Key performance indicators define a set of values against which to measure. These raw sets of values, which can be fed to systems that aggregate the data, are called indicators. There are two categories of measurements for KPIs.
- Quantitative facts without distortion from personal feelings, prejudices, or interpretations presented with a specific value – objective- preferably numeric measured against a standard.
- Qualitative values based on or influenced by personal feelings, tastes, or opinions and presented as any numeric or textual value that represents an interpretation of these elements.
An ‘indicator’ can only measure what ‘has’ happened, in the past tense, so the only type of measurement is descriptive or lagging. Any KPI that attempts to measure something in a future state as predictive, diagnostic or prescriptive is no longer an ‘indicator’ it is a ‘prognosticator’ – at this point, it is analytics (possibly based on a KPI).
Marketing and sales KPI examples:
- New customer acquisition
- Customer acquisition cost
- Turnover generated by segments of the customers
- Profitability of customers by demographic segments and segmentation of customers by profitability
ROI (Return on Investment) – a ratio between net profit (over a period) and cost of investment (resulting from an investment of some resources at a point in time). A high ROI means the investment’s gains compare favorably to its cost. As a performance measure, ROI is used to evaluate the efficiency of an investment or to compare the efficiencies of several different investments.
In economic terms, it is one way of relating profits to capital invested.
Return on investment isn’t necessarily the same as profit. ROI deals with the money you invest in the company and the return you realize on that money based on the net profit of the business. Profit, on the other hand, measures the performance of the business. Don’t confuse ROI with the return on the owner’s equity. This is an entirely different item as well. Only in sole proprietorships does equity equal the total investment or assets of the business.
You can use ROI in several different ways to gauge the profitability of your business. For instance, you can measure the performance of your pricing policies, inventory investment, capital equipment investment, and so forth.
ROMI (Return on Marketing Investment) – contribution to profit attributable to marketing (net of marketing spending), divided by the marketing ‘invested’ or risked. ROMI is not like the other ‘return-on-investment’ (ROI) metrics because marketing is not the same kind of investment. Instead of money that is ‘tied’ up in plants and inventories (often considered capital expenditure or CAPEX), marketing funds are typically ‘risked’. Marketing spending is typically expensed in the current period (operational expenditure or OPEX).
The idea of measuring the market’s response in terms of sales and profits is not new, but terms such as marketing ROI and ROMI are used more frequently now than in past periods. Usually, marketing spending will be deemed as justified if the ROMI is positive. In a survey of nearly 200 senior marketing managers, nearly half responded that they found the ROMI metric very useful.
The purpose of ROMI is to measure the degree to which spending on marketing contributes to profits. Marketers are under more and more pressure to “show a return” on their activities.
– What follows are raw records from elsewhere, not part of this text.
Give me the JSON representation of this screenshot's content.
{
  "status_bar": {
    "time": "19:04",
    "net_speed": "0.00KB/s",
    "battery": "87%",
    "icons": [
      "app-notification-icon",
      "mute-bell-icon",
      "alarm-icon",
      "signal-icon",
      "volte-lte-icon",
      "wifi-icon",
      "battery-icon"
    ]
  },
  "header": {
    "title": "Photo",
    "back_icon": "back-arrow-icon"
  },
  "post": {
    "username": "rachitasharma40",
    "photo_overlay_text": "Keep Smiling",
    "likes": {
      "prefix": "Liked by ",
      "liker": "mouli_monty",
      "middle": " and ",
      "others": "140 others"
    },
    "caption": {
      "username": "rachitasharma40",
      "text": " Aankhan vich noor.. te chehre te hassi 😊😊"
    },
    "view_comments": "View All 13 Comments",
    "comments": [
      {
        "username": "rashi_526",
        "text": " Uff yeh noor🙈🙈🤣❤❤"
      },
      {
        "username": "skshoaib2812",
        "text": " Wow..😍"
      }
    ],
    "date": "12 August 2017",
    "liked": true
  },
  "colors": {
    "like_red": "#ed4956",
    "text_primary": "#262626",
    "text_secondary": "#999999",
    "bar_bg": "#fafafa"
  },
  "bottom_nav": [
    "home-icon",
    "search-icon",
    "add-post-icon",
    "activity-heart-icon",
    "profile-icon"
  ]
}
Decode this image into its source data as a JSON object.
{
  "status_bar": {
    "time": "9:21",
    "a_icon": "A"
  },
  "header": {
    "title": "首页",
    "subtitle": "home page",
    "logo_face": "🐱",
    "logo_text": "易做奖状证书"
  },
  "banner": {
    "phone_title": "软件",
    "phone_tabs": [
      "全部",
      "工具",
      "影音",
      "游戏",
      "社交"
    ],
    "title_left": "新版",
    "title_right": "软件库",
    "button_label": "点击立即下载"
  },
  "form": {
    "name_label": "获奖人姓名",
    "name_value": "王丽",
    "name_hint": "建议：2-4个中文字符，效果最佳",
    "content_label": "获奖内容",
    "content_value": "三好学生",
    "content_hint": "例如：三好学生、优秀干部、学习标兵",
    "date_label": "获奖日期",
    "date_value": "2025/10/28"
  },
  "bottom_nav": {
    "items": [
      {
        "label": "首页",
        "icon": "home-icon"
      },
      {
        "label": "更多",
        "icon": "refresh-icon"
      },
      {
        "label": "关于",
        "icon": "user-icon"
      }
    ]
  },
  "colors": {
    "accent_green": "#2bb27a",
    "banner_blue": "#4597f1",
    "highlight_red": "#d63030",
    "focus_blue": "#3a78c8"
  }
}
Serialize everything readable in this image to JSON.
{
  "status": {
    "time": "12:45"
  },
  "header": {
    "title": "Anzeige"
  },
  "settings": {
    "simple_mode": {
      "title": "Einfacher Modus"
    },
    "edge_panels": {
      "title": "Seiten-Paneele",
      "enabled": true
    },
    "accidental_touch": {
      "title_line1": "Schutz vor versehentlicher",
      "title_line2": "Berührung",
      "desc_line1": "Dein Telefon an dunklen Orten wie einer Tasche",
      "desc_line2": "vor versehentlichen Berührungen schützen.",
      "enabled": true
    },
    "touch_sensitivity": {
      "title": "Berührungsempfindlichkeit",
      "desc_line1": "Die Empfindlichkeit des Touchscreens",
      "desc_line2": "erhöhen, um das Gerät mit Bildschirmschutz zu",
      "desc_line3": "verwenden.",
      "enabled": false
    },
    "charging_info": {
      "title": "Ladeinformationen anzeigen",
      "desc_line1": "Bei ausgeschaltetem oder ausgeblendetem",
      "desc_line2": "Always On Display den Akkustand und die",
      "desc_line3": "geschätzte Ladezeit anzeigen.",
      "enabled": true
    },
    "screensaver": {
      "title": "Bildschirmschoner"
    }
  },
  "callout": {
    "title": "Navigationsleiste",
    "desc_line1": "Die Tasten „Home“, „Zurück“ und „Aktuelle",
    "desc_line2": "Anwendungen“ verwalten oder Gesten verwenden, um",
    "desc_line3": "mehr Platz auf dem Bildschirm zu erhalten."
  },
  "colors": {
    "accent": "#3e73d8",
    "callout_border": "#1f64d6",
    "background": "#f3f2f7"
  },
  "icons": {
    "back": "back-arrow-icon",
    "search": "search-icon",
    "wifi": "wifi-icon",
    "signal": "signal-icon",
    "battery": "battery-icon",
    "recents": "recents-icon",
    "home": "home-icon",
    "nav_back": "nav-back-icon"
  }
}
ROAS (Return on Ad Spend) – marketing metric that measures the amount of revenue your business earns for each dollar it spends on advertising. For all intents and purposes, ROAS is practically the same as another metric you’re probably familiar with: return on investment, or ROI. In this case, the money you’re spending on digital advertising is the investment on which you’re tracking returns.
At the most basic level, ROAS measures the effectiveness of your advertising efforts; the more effectively your advertising messages connect with your prospects, the more revenue you’ll earn from each dollar of ad spend. The higher your ROAS, the better.